Interface dataset entries
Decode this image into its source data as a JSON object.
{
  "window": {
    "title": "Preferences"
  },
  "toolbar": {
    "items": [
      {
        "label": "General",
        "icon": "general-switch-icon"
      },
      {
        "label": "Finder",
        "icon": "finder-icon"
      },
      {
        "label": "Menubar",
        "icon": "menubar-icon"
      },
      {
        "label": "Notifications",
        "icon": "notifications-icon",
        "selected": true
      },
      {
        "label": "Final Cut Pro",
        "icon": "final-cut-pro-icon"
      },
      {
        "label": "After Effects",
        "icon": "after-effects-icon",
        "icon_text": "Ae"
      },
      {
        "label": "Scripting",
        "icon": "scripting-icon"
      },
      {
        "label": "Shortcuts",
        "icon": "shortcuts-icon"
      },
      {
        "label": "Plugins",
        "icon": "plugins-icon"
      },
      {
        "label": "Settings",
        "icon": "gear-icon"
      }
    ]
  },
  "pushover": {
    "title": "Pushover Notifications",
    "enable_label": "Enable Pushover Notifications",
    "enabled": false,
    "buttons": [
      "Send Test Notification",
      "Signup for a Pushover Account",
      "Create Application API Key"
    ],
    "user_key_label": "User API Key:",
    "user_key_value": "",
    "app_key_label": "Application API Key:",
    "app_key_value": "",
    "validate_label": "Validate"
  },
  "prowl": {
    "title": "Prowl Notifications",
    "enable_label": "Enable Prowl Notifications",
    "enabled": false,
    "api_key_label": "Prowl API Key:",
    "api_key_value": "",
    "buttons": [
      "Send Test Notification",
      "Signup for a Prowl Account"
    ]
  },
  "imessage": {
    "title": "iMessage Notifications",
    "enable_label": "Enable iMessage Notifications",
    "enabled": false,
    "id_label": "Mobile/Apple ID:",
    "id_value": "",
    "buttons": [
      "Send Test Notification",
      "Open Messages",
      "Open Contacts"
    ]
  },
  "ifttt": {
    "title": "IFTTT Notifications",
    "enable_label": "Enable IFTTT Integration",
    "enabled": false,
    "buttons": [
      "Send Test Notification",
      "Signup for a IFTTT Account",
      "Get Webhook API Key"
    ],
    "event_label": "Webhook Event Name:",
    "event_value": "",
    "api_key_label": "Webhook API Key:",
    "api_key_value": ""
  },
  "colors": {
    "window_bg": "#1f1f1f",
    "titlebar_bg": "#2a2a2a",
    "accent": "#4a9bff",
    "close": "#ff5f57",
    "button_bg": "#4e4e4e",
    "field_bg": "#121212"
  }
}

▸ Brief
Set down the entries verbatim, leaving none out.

▸ Expected output
Decode this image into its source data as a JSON object.
{
  "window": {
    "title": "Preferences"
  },
  "toolbar": {
    "items": [
      {
        "label": "General",
        "icon": "general-switch-icon"
      },
      {
        "label": "Finder",
        "icon": "finder-icon"
      },
      {
        "label": "Menubar",
        "icon": "menubar-icon"
      },
      {
        "label": "Notifications",
        "icon": "notifications-icon",
        "selected": true
      },
      {
        "label": "Final Cut Pro",
        "icon": "final-cut-pro-icon"
      },
      {
        "label": "After Effects",
        "icon": "after-effects-icon",
        "icon_text": "Ae"
      },
      {
        "label": "Scripting",
        "icon": "scripting-icon"
      },
      {
        "label": "Shortcuts",
        "icon": "shortcuts-icon"
      },
      {
        "label": "Plugins",
        "icon": "plugins-icon"
      },
      {
        "label": "Settings",
        "icon": "gear-icon"
      }
    ]
  },
  "pushover": {
    "title": "Pushover Notifications",
    "enable_label": "Enable Pushover Notifications",
    "enabled": false,
    "buttons": [
      "Send Test Notification",
      "Signup for a Pushover Account",
      "Create Application API Key"
    ],
    "user_key_label": "User API Key:",
    "user_key_value": "",
    "app_key_label": "Application API Key:",
    "app_key_value": "",
    "validate_label": "Validate"
  },
  "prowl": {
    "title": "Prowl Notifications",
    "enable_label": "Enable Prowl Notifications",
    "enabled": false,
    "api_key_label": "Prowl API Key:",
    "api_key_value": "",
    "buttons": [
      "Send Test Notification",
      "Signup for a Prowl Account"
    ]
  },
  "imessage": {
    "title": "iMessage Notifications",
    "enable_label": "Enable iMessage Notifications",
    "enabled": false,
    "id_label": "Mobile/Apple ID:",
    "id_value": "",
    "buttons": [
      "Send Test Notification",
      "Open Messages",
      "Open Contacts"
    ]
  },
  "ifttt": {
    "title": "IFTTT Notifications",
    "enable_label": "Enable IFTTT Integration",
    "enabled": false,
    "buttons": [
      "Send Test Notification",
      "Signup for a IFTTT Account",
      "Get Webhook API Key"
    ],
    "event_label": "Webhook Event Name:",
    "event_value": "",
    "api_key_label": "Webhook API Key:",
    "api_key_value": ""
  },
  "colors": {
    "window_bg": "#1f1f1f",
    "titlebar_bg": "#2a2a2a",
    "accent": "#4a9bff",
    "close": "#ff5f57",
    "button_bg": "#4e4e4e",
    "field_bg": "#121212"
  }
}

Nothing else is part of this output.